_App and web page records_

────

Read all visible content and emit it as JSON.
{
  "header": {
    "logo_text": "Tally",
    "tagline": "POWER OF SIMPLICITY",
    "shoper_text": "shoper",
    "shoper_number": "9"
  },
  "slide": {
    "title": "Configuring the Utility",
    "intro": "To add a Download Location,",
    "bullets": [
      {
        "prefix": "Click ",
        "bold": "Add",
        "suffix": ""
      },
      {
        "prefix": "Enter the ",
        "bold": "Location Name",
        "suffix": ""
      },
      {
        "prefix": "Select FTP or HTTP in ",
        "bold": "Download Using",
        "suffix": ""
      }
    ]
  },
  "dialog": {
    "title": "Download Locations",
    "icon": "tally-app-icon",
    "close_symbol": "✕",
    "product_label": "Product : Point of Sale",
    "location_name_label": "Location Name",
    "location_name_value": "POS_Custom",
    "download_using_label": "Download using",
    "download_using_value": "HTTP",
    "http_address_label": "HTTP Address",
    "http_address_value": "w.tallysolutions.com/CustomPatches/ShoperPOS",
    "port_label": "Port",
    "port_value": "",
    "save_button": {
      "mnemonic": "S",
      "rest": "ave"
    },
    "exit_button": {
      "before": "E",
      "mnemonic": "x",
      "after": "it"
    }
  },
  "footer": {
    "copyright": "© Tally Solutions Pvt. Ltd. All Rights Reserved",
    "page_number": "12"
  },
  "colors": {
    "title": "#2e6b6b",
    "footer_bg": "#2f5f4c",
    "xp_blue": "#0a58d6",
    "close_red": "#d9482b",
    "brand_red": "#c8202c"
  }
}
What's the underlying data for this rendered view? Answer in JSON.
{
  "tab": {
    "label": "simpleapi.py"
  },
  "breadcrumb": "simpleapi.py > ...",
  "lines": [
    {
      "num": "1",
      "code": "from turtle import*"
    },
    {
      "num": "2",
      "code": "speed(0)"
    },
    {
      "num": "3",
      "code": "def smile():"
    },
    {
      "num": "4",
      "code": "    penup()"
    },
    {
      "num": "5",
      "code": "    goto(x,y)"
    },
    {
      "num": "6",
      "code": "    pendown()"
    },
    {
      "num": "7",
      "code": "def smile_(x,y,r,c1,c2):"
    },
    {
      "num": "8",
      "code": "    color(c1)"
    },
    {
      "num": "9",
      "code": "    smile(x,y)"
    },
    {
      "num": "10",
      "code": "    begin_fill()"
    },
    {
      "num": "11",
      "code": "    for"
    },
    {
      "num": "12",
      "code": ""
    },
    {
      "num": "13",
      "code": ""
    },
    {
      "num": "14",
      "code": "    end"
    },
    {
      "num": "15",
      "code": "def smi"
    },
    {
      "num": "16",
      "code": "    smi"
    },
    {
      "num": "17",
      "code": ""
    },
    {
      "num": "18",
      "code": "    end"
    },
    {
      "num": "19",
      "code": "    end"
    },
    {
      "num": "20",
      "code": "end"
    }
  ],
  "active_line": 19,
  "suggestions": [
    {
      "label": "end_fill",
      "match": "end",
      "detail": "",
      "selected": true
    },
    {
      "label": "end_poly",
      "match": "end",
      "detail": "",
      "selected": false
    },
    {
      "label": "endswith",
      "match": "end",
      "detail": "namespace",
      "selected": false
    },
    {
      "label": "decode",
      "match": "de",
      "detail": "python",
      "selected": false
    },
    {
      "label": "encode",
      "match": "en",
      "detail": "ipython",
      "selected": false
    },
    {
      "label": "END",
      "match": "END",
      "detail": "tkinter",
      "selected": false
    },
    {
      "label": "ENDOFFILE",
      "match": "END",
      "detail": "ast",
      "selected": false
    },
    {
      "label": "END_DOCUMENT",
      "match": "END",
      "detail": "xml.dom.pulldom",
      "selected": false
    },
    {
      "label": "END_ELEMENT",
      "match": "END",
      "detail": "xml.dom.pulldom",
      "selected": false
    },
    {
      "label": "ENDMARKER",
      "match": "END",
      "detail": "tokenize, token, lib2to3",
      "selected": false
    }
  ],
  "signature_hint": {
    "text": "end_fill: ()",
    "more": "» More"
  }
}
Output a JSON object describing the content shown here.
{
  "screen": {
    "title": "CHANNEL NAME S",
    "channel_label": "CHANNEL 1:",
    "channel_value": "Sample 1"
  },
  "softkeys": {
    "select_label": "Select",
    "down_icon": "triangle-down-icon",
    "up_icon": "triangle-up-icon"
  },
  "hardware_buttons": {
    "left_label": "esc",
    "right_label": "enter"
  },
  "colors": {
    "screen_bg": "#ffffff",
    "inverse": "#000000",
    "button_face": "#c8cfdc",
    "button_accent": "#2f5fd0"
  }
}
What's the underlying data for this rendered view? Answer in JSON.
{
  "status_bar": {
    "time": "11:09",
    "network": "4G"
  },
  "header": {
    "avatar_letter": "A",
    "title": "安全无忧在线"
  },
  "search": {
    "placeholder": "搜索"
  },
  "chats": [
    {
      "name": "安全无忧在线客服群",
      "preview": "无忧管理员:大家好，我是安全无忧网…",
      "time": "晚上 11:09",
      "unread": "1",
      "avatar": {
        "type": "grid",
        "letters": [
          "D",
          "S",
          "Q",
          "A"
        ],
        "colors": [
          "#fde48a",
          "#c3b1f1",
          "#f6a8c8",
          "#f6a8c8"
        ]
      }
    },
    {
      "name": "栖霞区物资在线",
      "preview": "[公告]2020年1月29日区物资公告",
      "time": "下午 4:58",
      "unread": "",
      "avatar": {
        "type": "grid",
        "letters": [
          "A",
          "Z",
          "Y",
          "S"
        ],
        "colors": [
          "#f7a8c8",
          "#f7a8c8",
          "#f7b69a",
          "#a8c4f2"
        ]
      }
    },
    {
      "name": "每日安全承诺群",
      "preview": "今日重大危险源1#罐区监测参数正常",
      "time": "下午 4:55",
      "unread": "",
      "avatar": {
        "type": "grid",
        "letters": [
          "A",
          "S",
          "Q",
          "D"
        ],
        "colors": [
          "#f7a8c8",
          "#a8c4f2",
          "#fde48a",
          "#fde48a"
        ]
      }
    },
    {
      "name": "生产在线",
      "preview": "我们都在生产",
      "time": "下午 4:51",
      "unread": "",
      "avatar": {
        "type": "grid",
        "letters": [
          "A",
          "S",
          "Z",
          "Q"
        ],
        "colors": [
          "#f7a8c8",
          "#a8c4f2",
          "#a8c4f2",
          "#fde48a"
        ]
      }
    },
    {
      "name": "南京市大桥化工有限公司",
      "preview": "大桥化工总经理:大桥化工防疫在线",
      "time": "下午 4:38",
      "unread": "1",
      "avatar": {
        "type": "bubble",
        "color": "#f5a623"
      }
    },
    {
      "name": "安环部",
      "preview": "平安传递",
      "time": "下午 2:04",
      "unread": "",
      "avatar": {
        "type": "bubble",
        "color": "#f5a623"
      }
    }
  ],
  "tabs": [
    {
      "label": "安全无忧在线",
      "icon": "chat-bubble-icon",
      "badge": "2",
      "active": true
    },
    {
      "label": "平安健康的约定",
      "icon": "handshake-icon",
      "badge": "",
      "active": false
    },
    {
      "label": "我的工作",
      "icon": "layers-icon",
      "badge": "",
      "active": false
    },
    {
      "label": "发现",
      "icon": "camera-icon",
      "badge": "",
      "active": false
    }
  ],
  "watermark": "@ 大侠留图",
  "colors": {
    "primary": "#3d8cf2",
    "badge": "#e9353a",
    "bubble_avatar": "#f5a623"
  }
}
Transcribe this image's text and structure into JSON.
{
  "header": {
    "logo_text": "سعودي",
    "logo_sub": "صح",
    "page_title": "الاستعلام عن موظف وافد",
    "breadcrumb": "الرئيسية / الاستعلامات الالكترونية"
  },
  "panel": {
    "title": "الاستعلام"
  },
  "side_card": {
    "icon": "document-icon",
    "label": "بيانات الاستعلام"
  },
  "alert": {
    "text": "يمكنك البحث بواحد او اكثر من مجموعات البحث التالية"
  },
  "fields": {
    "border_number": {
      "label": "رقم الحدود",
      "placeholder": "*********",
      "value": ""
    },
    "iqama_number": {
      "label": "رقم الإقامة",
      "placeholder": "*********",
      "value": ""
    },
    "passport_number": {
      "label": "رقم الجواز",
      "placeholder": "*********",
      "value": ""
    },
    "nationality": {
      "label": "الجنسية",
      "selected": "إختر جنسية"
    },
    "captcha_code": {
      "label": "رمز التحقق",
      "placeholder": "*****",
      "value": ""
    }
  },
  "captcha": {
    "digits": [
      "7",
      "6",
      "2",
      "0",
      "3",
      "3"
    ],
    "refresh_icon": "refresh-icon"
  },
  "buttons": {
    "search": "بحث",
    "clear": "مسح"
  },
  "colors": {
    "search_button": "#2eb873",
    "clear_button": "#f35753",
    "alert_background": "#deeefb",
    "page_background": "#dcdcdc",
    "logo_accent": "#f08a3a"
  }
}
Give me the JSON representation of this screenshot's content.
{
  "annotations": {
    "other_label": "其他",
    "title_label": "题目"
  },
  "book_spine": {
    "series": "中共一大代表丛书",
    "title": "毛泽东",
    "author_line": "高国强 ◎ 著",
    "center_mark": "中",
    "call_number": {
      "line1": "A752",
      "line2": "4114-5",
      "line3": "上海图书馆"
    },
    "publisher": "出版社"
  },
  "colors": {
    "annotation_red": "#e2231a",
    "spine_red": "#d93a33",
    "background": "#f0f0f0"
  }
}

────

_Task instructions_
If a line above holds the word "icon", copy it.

_Answer to the problem_
    "icon": "tally-app-icon",
    "down_icon": "triangle-down-icon",
    "up_icon": "triangle-up-icon"
      "icon": "chat-bubble-icon",
      "icon": "handshake-icon",
      "icon": "layers-icon",
      "icon": "camera-icon",
    "icon": "document-icon",
    "refresh_icon": "refresh-icon"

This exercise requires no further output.